Element data from apps and pages
-- -- --
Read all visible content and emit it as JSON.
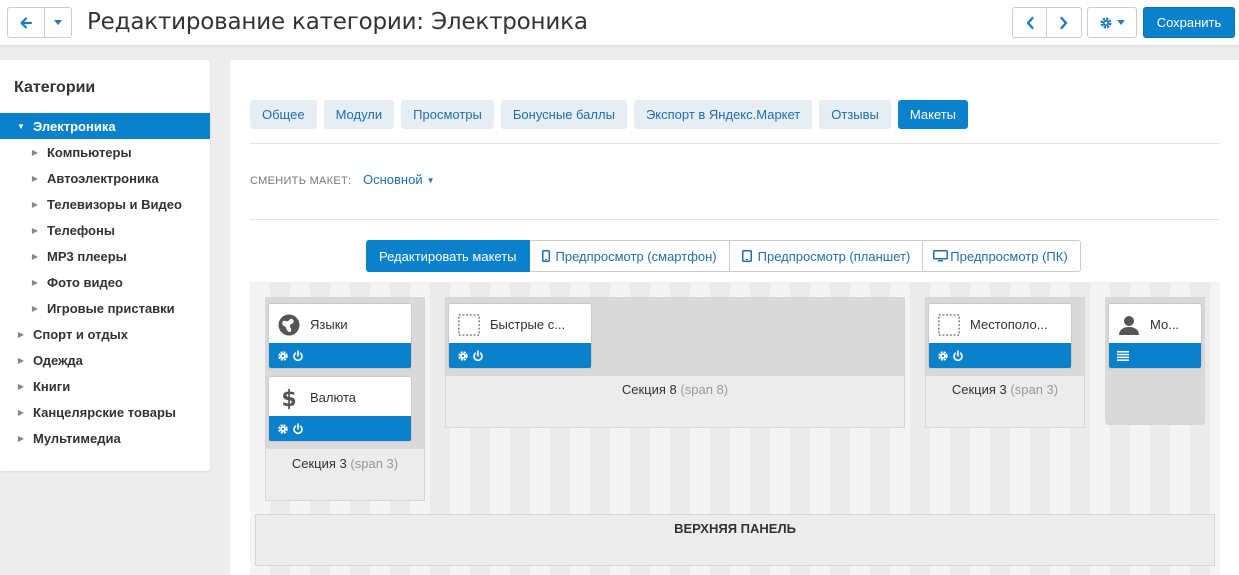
{
  "header": {
    "title": "Редактирование категории: Электроника",
    "save_label": "Сохранить"
  },
  "sidebar": {
    "title": "Категории",
    "items": [
      {
        "label": "Электроника",
        "level": 0,
        "active": true
      },
      {
        "label": "Компьютеры",
        "level": 1
      },
      {
        "label": "Автоэлектроника",
        "level": 1
      },
      {
        "label": "Телевизоры и Видео",
        "level": 1
      },
      {
        "label": "Телефоны",
        "level": 1
      },
      {
        "label": "MP3 плееры",
        "level": 1
      },
      {
        "label": "Фото видео",
        "level": 1
      },
      {
        "label": "Игровые приставки",
        "level": 1
      },
      {
        "label": "Спорт и отдых",
        "level": 0
      },
      {
        "label": "Одежда",
        "level": 0
      },
      {
        "label": "Книги",
        "level": 0
      },
      {
        "label": "Канцелярские товары",
        "level": 0
      },
      {
        "label": "Мультимедиа",
        "level": 0
      }
    ]
  },
  "tabs": [
    {
      "label": "Общее"
    },
    {
      "label": "Модули"
    },
    {
      "label": "Просмотры"
    },
    {
      "label": "Бонусные баллы"
    },
    {
      "label": "Экспорт в Яндекс.Маркет"
    },
    {
      "label": "Отзывы"
    },
    {
      "label": "Макеты",
      "active": true
    }
  ],
  "layout": {
    "label": "СМЕНИТЬ МАКЕТ:",
    "value": "Основной"
  },
  "modes": [
    {
      "label": "Редактировать макеты",
      "active": true
    },
    {
      "label": "Предпросмотр (смартфон)",
      "icon": "smartphone-icon"
    },
    {
      "label": "Предпросмотр (планшет)",
      "icon": "tablet-icon"
    },
    {
      "label": "Предпросмотр (ПК)",
      "icon": "desktop-icon"
    }
  ],
  "sections": [
    {
      "name": "Секция 3",
      "span": "(span 3)"
    },
    {
      "name": "Секция 8",
      "span": "(span 8)"
    },
    {
      "name": "Секция 3",
      "span": "(span 3)"
    }
  ],
  "blocks": [
    {
      "label": "Языки",
      "icon": "globe-icon"
    },
    {
      "label": "Валюта",
      "icon": "dollar-icon"
    },
    {
      "label": "Быстрые с...",
      "icon": "placeholder-icon"
    },
    {
      "label": "Местополо...",
      "icon": "placeholder-icon"
    },
    {
      "label": "Мо...",
      "icon": "user-icon"
    }
  ],
  "top_panel": {
    "label": "ВЕРХНЯЯ ПАНЕЛЬ"
  },
  "colors": {
    "accent": "#0b80cb",
    "tab_bg": "#e6eef4"
  }
}
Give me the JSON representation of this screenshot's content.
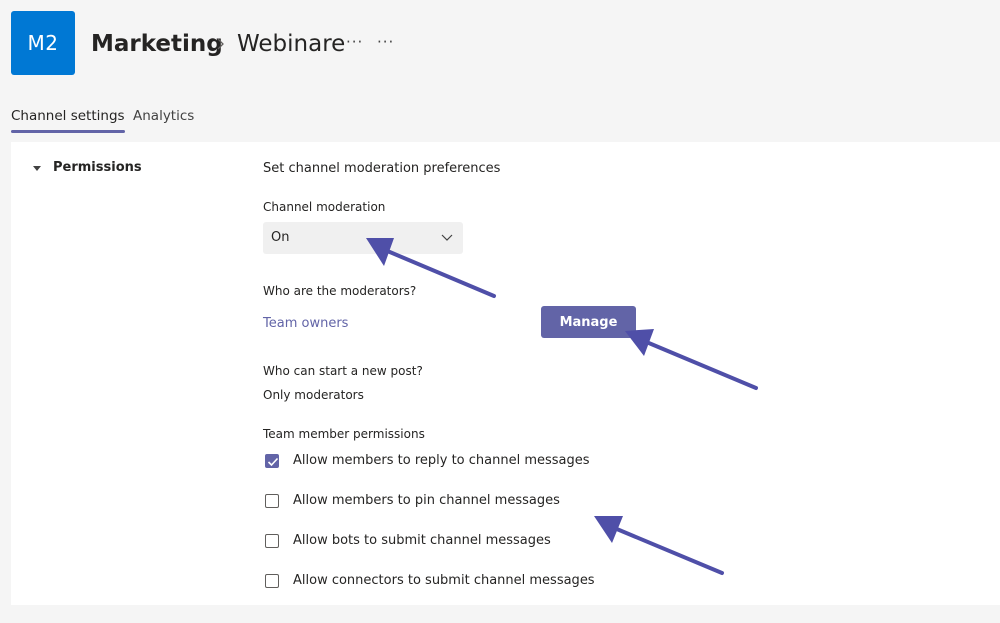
{
  "header": {
    "avatar_initials": "M2",
    "team_name": "Marketing",
    "channel_name": "Webinare",
    "more_label_1": "···",
    "more_label_2": "···",
    "avatar_color": "#0078d4"
  },
  "tabs": [
    {
      "label": "Channel settings",
      "active": true
    },
    {
      "label": "Analytics",
      "active": false
    }
  ],
  "permissions": {
    "section_title": "Permissions",
    "prefs_title": "Set channel moderation preferences",
    "moderation_label": "Channel moderation",
    "moderation_value": "On",
    "who_moderators_label": "Who are the moderators?",
    "moderators_value": "Team owners",
    "manage_label": "Manage",
    "who_post_label": "Who can start a new post?",
    "who_post_value": "Only moderators",
    "member_permissions_label": "Team member permissions",
    "options": [
      {
        "label": "Allow members to reply to channel messages",
        "checked": true
      },
      {
        "label": "Allow members to pin channel messages",
        "checked": false
      },
      {
        "label": "Allow bots to submit channel messages",
        "checked": false
      },
      {
        "label": "Allow connectors to submit channel messages",
        "checked": false
      }
    ]
  },
  "colors": {
    "accent": "#6264a7",
    "annotation_arrow": "#4f4fa8"
  },
  "icons": {
    "breadcrumb": "chevron-right-icon",
    "section_toggle": "caret-down-icon",
    "dropdown": "chevron-down-icon",
    "checkbox_mark": "checkmark-icon",
    "annotation": "arrow-icon"
  }
}
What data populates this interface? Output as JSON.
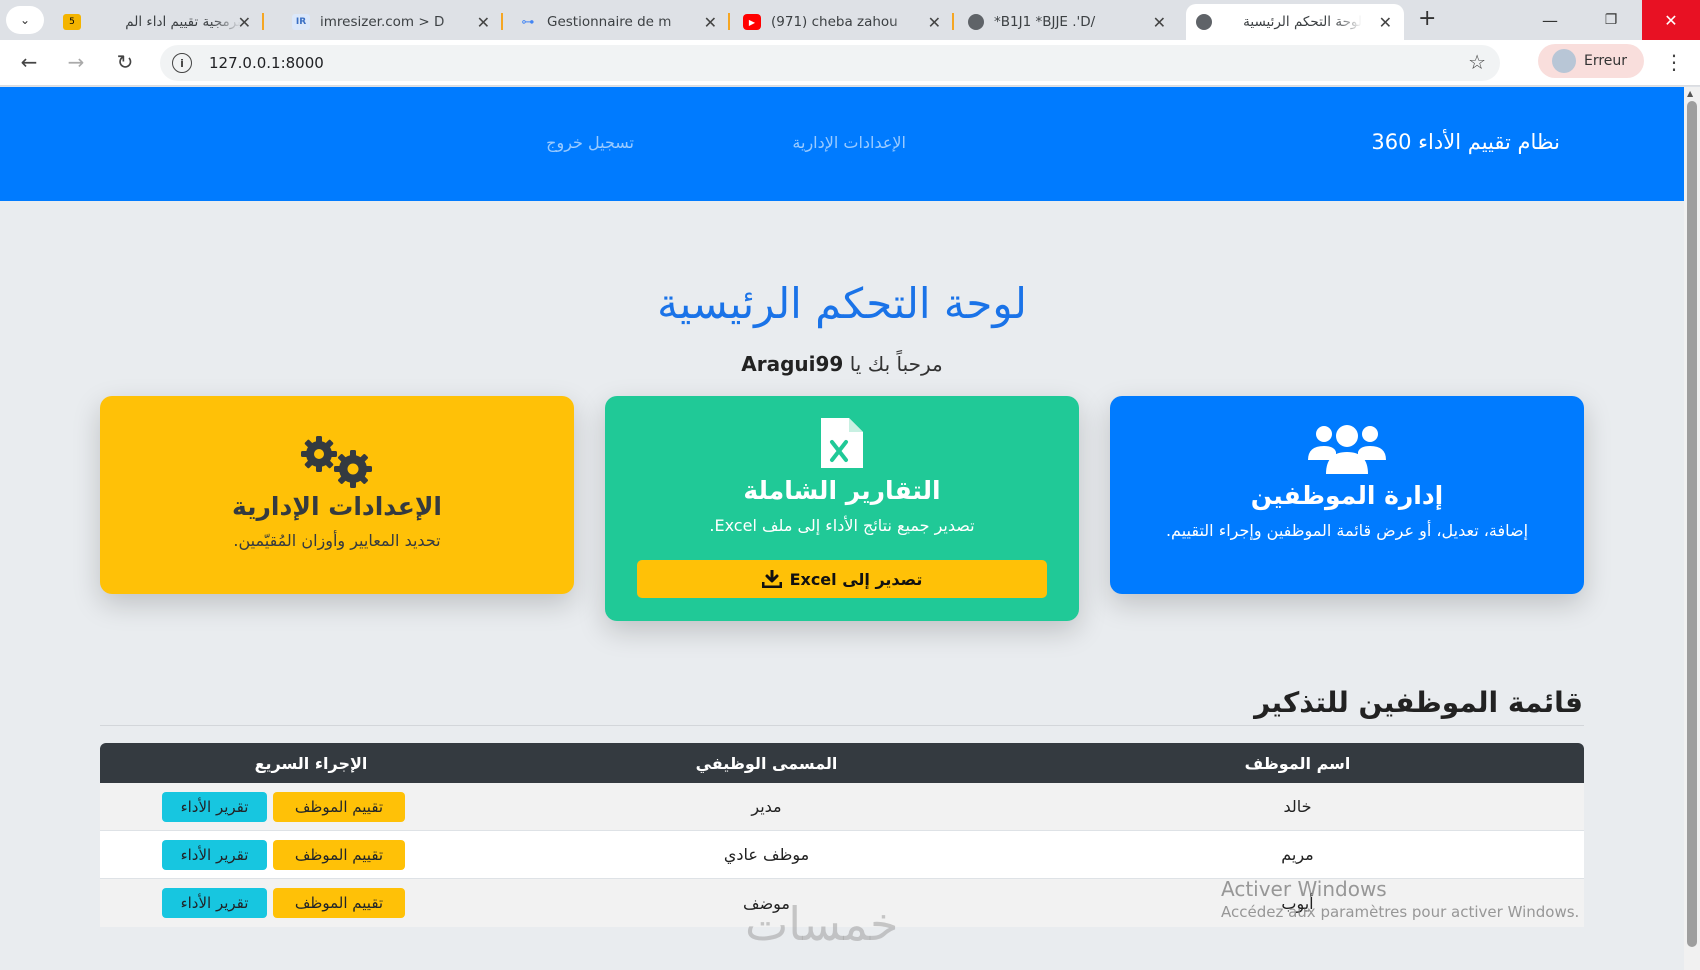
{
  "browser": {
    "tabs": [
      {
        "title": "برمجية تقييم اداء الم",
        "favicon": "5",
        "favicon_color": "#f4b400"
      },
      {
        "title": "imresizer.com > D",
        "favicon": "IR",
        "favicon_color": "#4a90e2"
      },
      {
        "title": "Gestionnaire de m",
        "favicon": "key-icon",
        "favicon_color": "#4285f4"
      },
      {
        "title": "(971) cheba zahou",
        "favicon": "youtube-icon",
        "favicon_color": "#ff0000"
      },
      {
        "title": "*B1J1 *BJJE .'D/",
        "favicon": "globe-icon",
        "favicon_color": "#555555"
      },
      {
        "title": "لوحة التحكم الرئيسية",
        "favicon": "globe-icon",
        "favicon_color": "#555555"
      }
    ],
    "url": "127.0.0.1:8000",
    "profile_label": "Erreur"
  },
  "navbar": {
    "brand": "نظام تقييم الأداء 360",
    "link_settings": "الإعدادات الإدارية",
    "link_logout": "تسجيل خروج"
  },
  "page": {
    "title": "لوحة التحكم الرئيسية",
    "welcome_prefix": "مرحباً بك يا",
    "username": "Aragui99"
  },
  "cards": {
    "employees": {
      "title": "إدارة الموظفين",
      "desc": "إضافة، تعديل، أو عرض قائمة الموظفين وإجراء التقييم.",
      "color": "#007bff",
      "icon": "users-icon"
    },
    "reports": {
      "title": "التقارير الشاملة",
      "desc": "تصدير جميع نتائج الأداء إلى ملف Excel.",
      "button": "تصدير إلى Excel",
      "color": "#20c997",
      "icon": "excel-file-icon"
    },
    "settings": {
      "title": "الإعدادات الإدارية",
      "desc": "تحديد المعايير وأوزان المُقيّمين.",
      "color": "#ffc107",
      "icon": "gears-icon"
    }
  },
  "employee_list": {
    "title": "قائمة الموظفين للتذكير",
    "headers": {
      "name": "اسم الموظف",
      "job": "المسمى الوظيفي",
      "action": "الإجراء السريع"
    },
    "evaluate_label": "تقييم الموظف",
    "report_label": "تقرير الأداء",
    "rows": [
      {
        "name": "خالد",
        "job": "مدير"
      },
      {
        "name": "مريم",
        "job": "موظف عادي"
      },
      {
        "name": "أيوب",
        "job": "موضف"
      }
    ]
  },
  "watermark": {
    "line1": "Activer Windows",
    "line2": "Accédez aux paramètres pour activer Windows.",
    "logo_text": "خمسات"
  }
}
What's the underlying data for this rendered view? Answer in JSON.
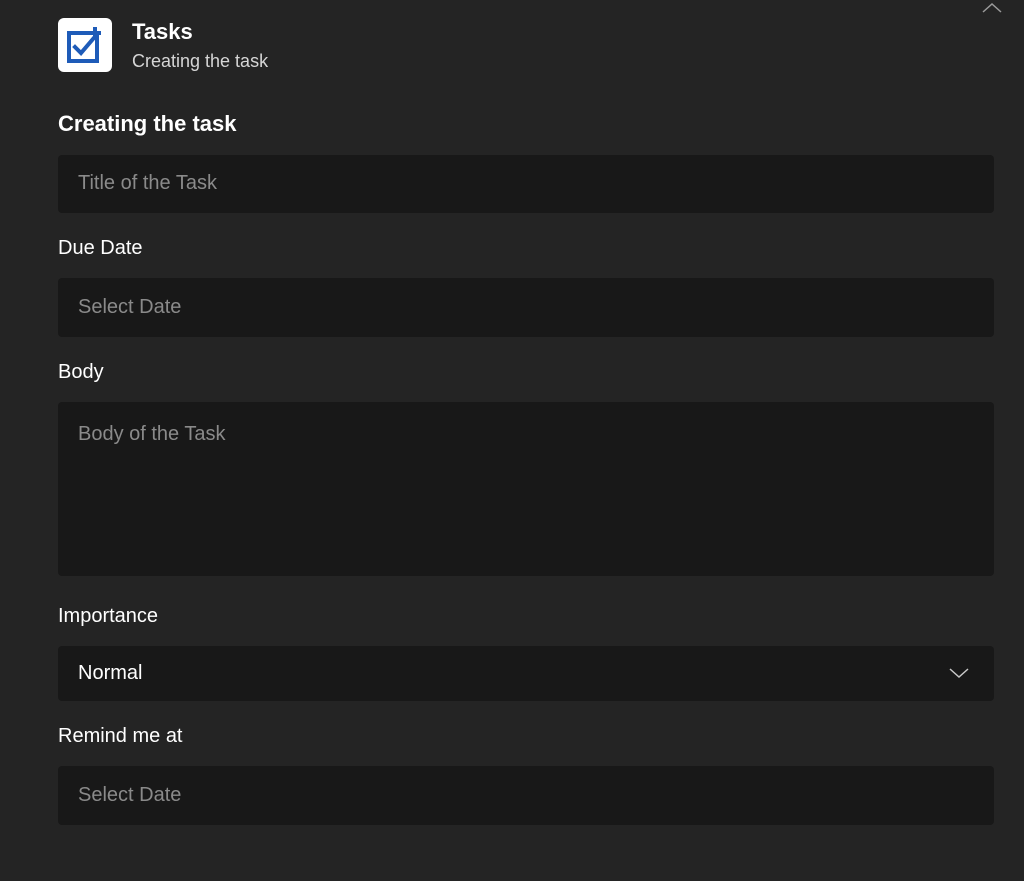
{
  "header": {
    "app_title": "Tasks",
    "app_subtitle": "Creating the task"
  },
  "form": {
    "heading": "Creating the task",
    "title": {
      "placeholder": "Title of the Task",
      "value": ""
    },
    "due_date": {
      "label": "Due Date",
      "placeholder": "Select Date",
      "value": ""
    },
    "body": {
      "label": "Body",
      "placeholder": "Body of the Task",
      "value": ""
    },
    "importance": {
      "label": "Importance",
      "selected": "Normal"
    },
    "remind_me": {
      "label": "Remind me at",
      "placeholder": "Select Date",
      "value": ""
    }
  }
}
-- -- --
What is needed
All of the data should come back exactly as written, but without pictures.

Written answer
Read all visible content and emit it as JSON.
{
  "header": {
    "title": "Редактирование категории: Электроника",
    "save_label": "Сохранить"
  },
  "sidebar": {
    "title": "Категории",
    "items": [
      {
        "label": "Электроника",
        "level": 0,
        "active": true
      },
      {
        "label": "Компьютеры",
        "level": 1
      },
      {
        "label": "Автоэлектроника",
        "level": 1
      },
      {
        "label": "Телевизоры и Видео",
        "level": 1
      },
      {
        "label": "Телефоны",
        "level": 1
      },
      {
        "label": "MP3 плееры",
        "level": 1
      },
      {
        "label": "Фото видео",
        "level": 1
      },
      {
        "label": "Игровые приставки",
        "level": 1
      },
      {
        "label": "Спорт и отдых",
        "level": 0
      },
      {
        "label": "Одежда",
        "level": 0
      },
      {
        "label": "Книги",
        "level": 0
      },
      {
        "label": "Канцелярские товары",
        "level": 0
      },
      {
        "label": "Мультимедиа",
        "level": 0
      }
    ]
  },
  "tabs": [
    {
      "label": "Общее"
    },
    {
      "label": "Модули"
    },
    {
      "label": "Просмотры"
    },
    {
      "label": "Бонусные баллы"
    },
    {
      "label": "Экспорт в Яндекс.Маркет"
    },
    {
      "label": "Отзывы"
    },
    {
      "label": "Макеты",
      "active": true
    }
  ],
  "layout": {
    "label": "СМЕНИТЬ МАКЕТ:",
    "value": "Основной"
  },
  "modes": [
    {
      "label": "Редактировать макеты",
      "active": true
    },
    {
      "label": "Предпросмотр (смартфон)",
      "icon": "smartphone-icon"
    },
    {
      "label": "Предпросмотр (планшет)",
      "icon": "tablet-icon"
    },
    {
      "label": "Предпросмотр (ПК)",
      "icon": "desktop-icon"
    }
  ],
  "sections": [
    {
      "name": "Секция 3",
      "span": "(span 3)"
    },
    {
      "name": "Секция 8",
      "span": "(span 8)"
    },
    {
      "name": "Секция 3",
      "span": "(span 3)"
    }
  ],
  "blocks": [
    {
      "label": "Языки",
      "icon": "globe-icon"
    },
    {
      "label": "Валюта",
      "icon": "dollar-icon"
    },
    {
      "label": "Быстрые с...",
      "icon": "placeholder-icon"
    },
    {
      "label": "Местополо...",
      "icon": "placeholder-icon"
    },
    {
      "label": "Мо...",
      "icon": "user-icon"
    }
  ],
  "top_panel": {
    "label": "ВЕРХНЯЯ ПАНЕЛЬ"
  },
  "colors": {
    "accent": "#0b80cb",
    "tab_bg": "#e6eef4"
  }
}
Give me the JSON representation of this screenshot's content.
{
  "header": {
    "avatar_initials": "M2",
    "team_name": "Marketing",
    "channel_name": "Webinare",
    "more_label_1": "···",
    "more_label_2": "···",
    "avatar_color": "#0078d4"
  },
  "tabs": [
    {
      "label": "Channel settings",
      "active": true
    },
    {
      "label": "Analytics",
      "active": false
    }
  ],
  "permissions": {
    "section_title": "Permissions",
    "prefs_title": "Set channel moderation preferences",
    "moderation_label": "Channel moderation",
    "moderation_value": "On",
    "who_moderators_label": "Who are the moderators?",
    "moderators_value": "Team owners",
    "manage_label": "Manage",
    "who_post_label": "Who can start a new post?",
    "who_post_value": "Only moderators",
    "member_permissions_label": "Team member permissions",
    "options": [
      {
        "label": "Allow members to reply to channel messages",
        "checked": true
      },
      {
        "label": "Allow members to pin channel messages",
        "checked": false
      },
      {
        "label": "Allow bots to submit channel messages",
        "checked": false
      },
      {
        "label": "Allow connectors to submit channel messages",
        "checked": false
      }
    ]
  },
  "colors": {
    "accent": "#6264a7",
    "annotation_arrow": "#4f4fa8"
  },
  "icons": {
    "breadcrumb": "chevron-right-icon",
    "section_toggle": "caret-down-icon",
    "dropdown": "chevron-down-icon",
    "checkbox_mark": "checkmark-icon",
    "annotation": "arrow-icon"
  }
}
What data populates this interface? Output as JSON.
{
  "browser": {
    "tabs": [
      {
        "title": "برمجية تقييم اداء الم",
        "favicon": "5",
        "favicon_color": "#f4b400"
      },
      {
        "title": "imresizer.com > D",
        "favicon": "IR",
        "favicon_color": "#4a90e2"
      },
      {
        "title": "Gestionnaire de m",
        "favicon": "key-icon",
        "favicon_color": "#4285f4"
      },
      {
        "title": "(971) cheba zahou",
        "favicon": "youtube-icon",
        "favicon_color": "#ff0000"
      },
      {
        "title": "*B1J1 *BJJE .'D/",
        "favicon": "globe-icon",
        "favicon_color": "#555555"
      },
      {
        "title": "لوحة التحكم الرئيسية",
        "favicon": "globe-icon",
        "favicon_color": "#555555"
      }
    ],
    "url": "127.0.0.1:8000",
    "profile_label": "Erreur"
  },
  "navbar": {
    "brand": "نظام تقييم الأداء 360",
    "link_settings": "الإعدادات الإدارية",
    "link_logout": "تسجيل خروج"
  },
  "page": {
    "title": "لوحة التحكم الرئيسية",
    "welcome_prefix": "مرحباً بك يا",
    "username": "Aragui99"
  },
  "cards": {
    "employees": {
      "title": "إدارة الموظفين",
      "desc": "إضافة، تعديل، أو عرض قائمة الموظفين وإجراء التقييم.",
      "color": "#007bff",
      "icon": "users-icon"
    },
    "reports": {
      "title": "التقارير الشاملة",
      "desc": "تصدير جميع نتائج الأداء إلى ملف Excel.",
      "button": "تصدير إلى Excel",
      "color": "#20c997",
      "icon": "excel-file-icon"
    },
    "settings": {
      "title": "الإعدادات الإدارية",
      "desc": "تحديد المعايير وأوزان المُقيّمين.",
      "color": "#ffc107",
      "icon": "gears-icon"
    }
  },
  "employee_list": {
    "title": "قائمة الموظفين للتذكير",
    "headers": {
      "name": "اسم الموظف",
      "job": "المسمى الوظيفي",
      "action": "الإجراء السريع"
    },
    "evaluate_label": "تقييم الموظف",
    "report_label": "تقرير الأداء",
    "rows": [
      {
        "name": "خالد",
        "job": "مدير"
      },
      {
        "name": "مريم",
        "job": "موظف عادي"
      },
      {
        "name": "أيوب",
        "job": "موضف"
      }
    ]
  },
  "watermark": {
    "line1": "Activer Windows",
    "line2": "Accédez aux paramètres pour activer Windows.",
    "logo_text": "خمسات"
  }
}
What's the underlying data for this rendered view? Answer in JSON.
{
  "header": {
    "app_title": "Tasks",
    "app_subtitle": "Creating the task"
  },
  "form": {
    "heading": "Creating the task",
    "title": {
      "placeholder": "Title of the Task",
      "value": ""
    },
    "due_date": {
      "label": "Due Date",
      "placeholder": "Select Date",
      "value": ""
    },
    "body": {
      "label": "Body",
      "placeholder": "Body of the Task",
      "value": ""
    },
    "importance": {
      "label": "Importance",
      "selected": "Normal"
    },
    "remind_me": {
      "label": "Remind me at",
      "placeholder": "Select Date",
      "value": ""
    }
  }
}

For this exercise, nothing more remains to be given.